(Dataset entries)
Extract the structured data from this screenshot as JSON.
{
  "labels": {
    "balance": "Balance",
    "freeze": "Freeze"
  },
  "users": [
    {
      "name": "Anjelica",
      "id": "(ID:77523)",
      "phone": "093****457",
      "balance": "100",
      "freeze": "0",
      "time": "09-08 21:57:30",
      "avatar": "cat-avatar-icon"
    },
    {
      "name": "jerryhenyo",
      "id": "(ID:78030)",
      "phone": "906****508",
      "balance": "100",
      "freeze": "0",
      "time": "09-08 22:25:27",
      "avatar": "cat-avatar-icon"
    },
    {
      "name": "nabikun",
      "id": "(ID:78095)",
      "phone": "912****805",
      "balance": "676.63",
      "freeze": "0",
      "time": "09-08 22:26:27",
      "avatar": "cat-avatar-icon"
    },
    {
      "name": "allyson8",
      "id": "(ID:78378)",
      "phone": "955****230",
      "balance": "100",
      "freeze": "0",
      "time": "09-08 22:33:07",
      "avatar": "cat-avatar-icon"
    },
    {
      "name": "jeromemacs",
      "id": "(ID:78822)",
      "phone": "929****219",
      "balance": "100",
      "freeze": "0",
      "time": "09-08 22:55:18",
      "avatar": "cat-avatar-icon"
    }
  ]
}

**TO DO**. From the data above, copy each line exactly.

**SOLUTION TO THIS EXERCISE**.
Extract the structured data from this screenshot as JSON.
{
  "labels": {
    "balance": "Balance",
    "freeze": "Freeze"
  },
  "users": [
    {
      "name": "Anjelica",
      "id": "(ID:77523)",
      "phone": "093****457",
      "balance": "100",
      "freeze": "0",
      "time": "09-08 21:57:30",
      "avatar": "cat-avatar-icon"
    },
    {
      "name": "jerryhenyo",
      "id": "(ID:78030)",
      "phone": "906****508",
      "balance": "100",
      "freeze": "0",
      "time": "09-08 22:25:27",
      "avatar": "cat-avatar-icon"
    },
    {
      "name": "nabikun",
      "id": "(ID:78095)",
      "phone": "912****805",
      "balance": "676.63",
      "freeze": "0",
      "time": "09-08 22:26:27",
      "avatar": "cat-avatar-icon"
    },
    {
      "name": "allyson8",
      "id": "(ID:78378)",
      "phone": "955****230",
      "balance": "100",
      "freeze": "0",
      "time": "09-08 22:33:07",
      "avatar": "cat-avatar-icon"
    },
    {
      "name": "jeromemacs",
      "id": "(ID:78822)",
      "phone": "929****219",
      "balance": "100",
      "freeze": "0",
      "time": "09-08 22:55:18",
      "avatar": "cat-avatar-icon"
    }
  ]
}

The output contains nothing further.